The labour dispute that caused disruptions to the Kootenay Lake ferries for three months is over.
The BC Government and Service Employees Union, which represents 80 members of Local 2009, announced last week it has ratified a new collective agreement with employer Western Pacific Marine.
Union president Stephanie Smith said 83 per cent of members voted in favour of a five-year deal that will eventually achieve wage parity with BC Ferries employees.
“We’re looking at the sustainability of the ferries,” said Smith. “We want to ensure smooth sailing for both our members and the members of the community.”
The agreement, which expires March 2024, also includes improvements to employee benefits, seniority protections, vacation time and premiums.
Restrictions on rehiring retired employees and a plan to phase out temporary employee positions are also part of the new deal. Smith said Western Pacific has committed to training existing employees to fill upcoming vacancies over the next 10 years.
The agreement ends months of scheduling disruptions and heated exchanges between the two sides.
The union walked off the job for three days at the end of August, and then refused to have its workers put in overtime. That meant the MV Osprey 2000 and MV Balfour, which run between the Kootenay Bay and Balfour terminals, were shutting down mid-afternoon throughout the week.
Western Pacific Marine released a statement in October that criticized the union for requesting a pay package “that would make ferry service on Kootenay Lake more costly than the company could sustain.”
Meanwhile, a group called Our Ferry Matters held demonstrations advocating for an end to the labour battle.
Organizer Megan Rokeby-Thomas said in a statement the group is happy the ferry has returned to normal service.
“Our members are thrilled and relieved to know that we now have stability for the long-term on this essential transportation route between Balfour and Kootenay Bay,” said Rokeby-Thomas.
The agreement with Western Pacific is the last of three inland ferry contracts negotiated by the union this year. Smith said she expects the Kootenay Lake agreement will be welcomed by both ferry users and her members.
The new deal also applies to the ferries at Glade and Harrop, which were under an essential services agreement and not affected by job action.

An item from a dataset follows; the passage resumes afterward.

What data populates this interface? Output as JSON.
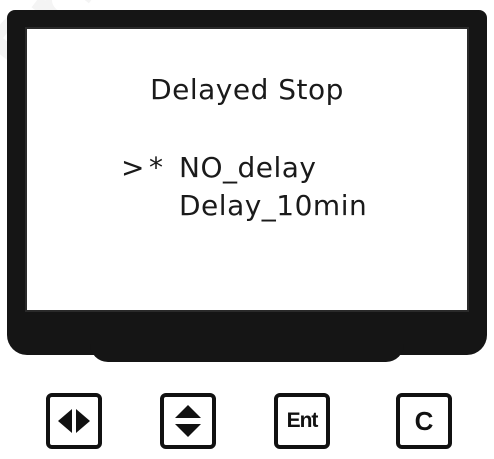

“Our members who work in these communities. They live there. They understand how important these ferries are to the communities,” Smith said. “I think everyone is pretty pleased to have things settled.”